◆ Required action
Reproduce the listing below verbatim.

□ □ □

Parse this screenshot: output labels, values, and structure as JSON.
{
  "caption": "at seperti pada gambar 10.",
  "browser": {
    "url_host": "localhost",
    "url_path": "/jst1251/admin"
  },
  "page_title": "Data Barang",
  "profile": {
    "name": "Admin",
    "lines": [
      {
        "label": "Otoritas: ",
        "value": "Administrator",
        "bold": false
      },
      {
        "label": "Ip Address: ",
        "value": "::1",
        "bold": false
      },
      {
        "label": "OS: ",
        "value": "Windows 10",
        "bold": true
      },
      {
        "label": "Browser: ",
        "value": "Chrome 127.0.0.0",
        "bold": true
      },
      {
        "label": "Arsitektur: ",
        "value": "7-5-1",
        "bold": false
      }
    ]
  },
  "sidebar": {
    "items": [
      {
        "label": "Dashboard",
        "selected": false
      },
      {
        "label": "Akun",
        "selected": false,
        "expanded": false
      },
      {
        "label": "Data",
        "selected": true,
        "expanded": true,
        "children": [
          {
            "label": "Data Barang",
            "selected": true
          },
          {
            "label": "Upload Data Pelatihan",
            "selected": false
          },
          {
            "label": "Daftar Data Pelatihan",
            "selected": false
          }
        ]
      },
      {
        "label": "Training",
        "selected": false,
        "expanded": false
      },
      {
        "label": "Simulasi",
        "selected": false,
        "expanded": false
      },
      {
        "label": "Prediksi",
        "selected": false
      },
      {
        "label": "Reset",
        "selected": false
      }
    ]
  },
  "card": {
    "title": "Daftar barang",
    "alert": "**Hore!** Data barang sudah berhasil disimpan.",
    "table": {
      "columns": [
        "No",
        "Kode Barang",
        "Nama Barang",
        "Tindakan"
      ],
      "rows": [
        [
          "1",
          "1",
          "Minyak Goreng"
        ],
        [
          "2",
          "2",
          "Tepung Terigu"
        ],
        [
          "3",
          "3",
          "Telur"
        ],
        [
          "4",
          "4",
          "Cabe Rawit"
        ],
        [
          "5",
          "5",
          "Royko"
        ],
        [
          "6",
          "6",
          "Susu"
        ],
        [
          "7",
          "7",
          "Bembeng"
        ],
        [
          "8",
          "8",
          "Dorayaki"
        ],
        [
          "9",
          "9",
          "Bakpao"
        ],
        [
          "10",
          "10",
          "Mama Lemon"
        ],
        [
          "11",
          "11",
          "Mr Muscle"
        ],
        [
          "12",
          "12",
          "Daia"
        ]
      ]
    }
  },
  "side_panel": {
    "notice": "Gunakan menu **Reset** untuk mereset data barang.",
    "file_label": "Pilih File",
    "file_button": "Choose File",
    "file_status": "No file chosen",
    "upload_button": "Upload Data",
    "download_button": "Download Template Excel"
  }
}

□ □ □

◆ Answer to the exercise
Parse this screenshot: output labels, values, and structure as JSON.
{
  "caption": "at seperti pada gambar 10.",
  "browser": {
    "url_host": "localhost",
    "url_path": "/jst1251/admin"
  },
  "page_title": "Data Barang",
  "profile": {
    "name": "Admin",
    "lines": [
      {
        "label": "Otoritas: ",
        "value": "Administrator",
        "bold": false
      },
      {
        "label": "Ip Address: ",
        "value": "::1",
        "bold": false
      },
      {
        "label": "OS: ",
        "value": "Windows 10",
        "bold": true
      },
      {
        "label": "Browser: ",
        "value": "Chrome 127.0.0.0",
        "bold": true
      },
      {
        "label": "Arsitektur: ",
        "value": "7-5-1",
        "bold": false
      }
    ]
  },
  "sidebar": {
    "items": [
      {
        "label": "Dashboard",
        "selected": false
      },
      {
        "label": "Akun",
        "selected": false,
        "expanded": false
      },
      {
        "label": "Data",
        "selected": true,
        "expanded": true,
        "children": [
          {
            "label": "Data Barang",
            "selected": true
          },
          {
            "label": "Upload Data Pelatihan",
            "selected": false
          },
          {
            "label": "Daftar Data Pelatihan",
            "selected": false
          }
        ]
      },
      {
        "label": "Training",
        "selected": false,
        "expanded": false
      },
      {
        "label": "Simulasi",
        "selected": false,
        "expanded": false
      },
      {
        "label": "Prediksi",
        "selected": false
      },
      {
        "label": "Reset",
        "selected": false
      }
    ]
  },
  "card": {
    "title": "Daftar barang",
    "alert": "**Hore!** Data barang sudah berhasil disimpan.",
    "table": {
      "columns": [
        "No",
        "Kode Barang",
        "Nama Barang",
        "Tindakan"
      ],
      "rows": [
        [
          "1",
          "1",
          "Minyak Goreng"
        ],
        [
          "2",
          "2",
          "Tepung Terigu"
        ],
        [
          "3",
          "3",
          "Telur"
        ],
        [
          "4",
          "4",
          "Cabe Rawit"
        ],
        [
          "5",
          "5",
          "Royko"
        ],
        [
          "6",
          "6",
          "Susu"
        ],
        [
          "7",
          "7",
          "Bembeng"
        ],
        [
          "8",
          "8",
          "Dorayaki"
        ],
        [
          "9",
          "9",
          "Bakpao"
        ],
        [
          "10",
          "10",
          "Mama Lemon"
        ],
        [
          "11",
          "11",
          "Mr Muscle"
        ],
        [
          "12",
          "12",
          "Daia"
        ]
      ]
    }
  },
  "side_panel": {
    "notice": "Gunakan menu **Reset** untuk mereset data barang.",
    "file_label": "Pilih File",
    "file_button": "Choose File",
    "file_status": "No file chosen",
    "upload_button": "Upload Data",
    "download_button": "Download Template Excel"
  }
}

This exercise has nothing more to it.